→ DATA TO PROCESS
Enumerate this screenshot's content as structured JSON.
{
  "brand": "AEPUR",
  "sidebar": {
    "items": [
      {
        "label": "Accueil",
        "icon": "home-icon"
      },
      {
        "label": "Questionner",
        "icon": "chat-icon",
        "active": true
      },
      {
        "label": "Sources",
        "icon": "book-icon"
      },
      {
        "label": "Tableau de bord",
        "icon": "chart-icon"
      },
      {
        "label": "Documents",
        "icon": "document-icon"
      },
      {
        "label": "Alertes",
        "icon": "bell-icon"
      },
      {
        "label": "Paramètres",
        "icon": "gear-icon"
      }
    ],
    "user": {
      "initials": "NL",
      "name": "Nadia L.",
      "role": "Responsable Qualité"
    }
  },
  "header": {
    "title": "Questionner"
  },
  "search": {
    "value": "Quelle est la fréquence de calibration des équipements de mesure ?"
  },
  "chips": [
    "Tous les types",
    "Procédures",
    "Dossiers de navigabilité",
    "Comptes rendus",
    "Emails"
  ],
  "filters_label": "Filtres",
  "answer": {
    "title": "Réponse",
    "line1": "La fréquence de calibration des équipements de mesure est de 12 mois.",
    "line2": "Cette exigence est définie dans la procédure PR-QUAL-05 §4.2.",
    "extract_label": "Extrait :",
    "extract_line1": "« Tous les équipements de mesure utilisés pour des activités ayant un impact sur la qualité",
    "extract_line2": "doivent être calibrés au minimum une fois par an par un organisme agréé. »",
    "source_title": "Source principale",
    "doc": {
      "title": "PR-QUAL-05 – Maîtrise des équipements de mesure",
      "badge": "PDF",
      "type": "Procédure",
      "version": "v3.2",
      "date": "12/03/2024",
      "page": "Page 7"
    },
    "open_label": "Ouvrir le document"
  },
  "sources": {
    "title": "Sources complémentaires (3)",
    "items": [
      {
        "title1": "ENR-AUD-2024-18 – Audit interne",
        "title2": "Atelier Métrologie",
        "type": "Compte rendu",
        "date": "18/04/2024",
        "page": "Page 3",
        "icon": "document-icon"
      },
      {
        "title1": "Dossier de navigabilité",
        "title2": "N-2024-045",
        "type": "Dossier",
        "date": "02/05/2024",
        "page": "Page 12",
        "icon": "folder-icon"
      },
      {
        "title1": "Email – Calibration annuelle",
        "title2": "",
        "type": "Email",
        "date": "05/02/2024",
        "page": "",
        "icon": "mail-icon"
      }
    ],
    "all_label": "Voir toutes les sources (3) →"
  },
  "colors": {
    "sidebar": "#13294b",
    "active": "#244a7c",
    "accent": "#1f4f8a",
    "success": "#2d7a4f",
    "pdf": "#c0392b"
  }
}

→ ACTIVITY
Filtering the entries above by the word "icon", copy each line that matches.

→ WRITTEN SOLUTION
        "icon": "home-icon"
        "icon": "chat-icon",
        "icon": "book-icon"
        "icon": "chart-icon"
        "icon": "document-icon"
        "icon": "bell-icon"
        "icon": "gear-icon"
        "icon": "document-icon"
        "icon": "folder-icon"
        "icon": "mail-icon"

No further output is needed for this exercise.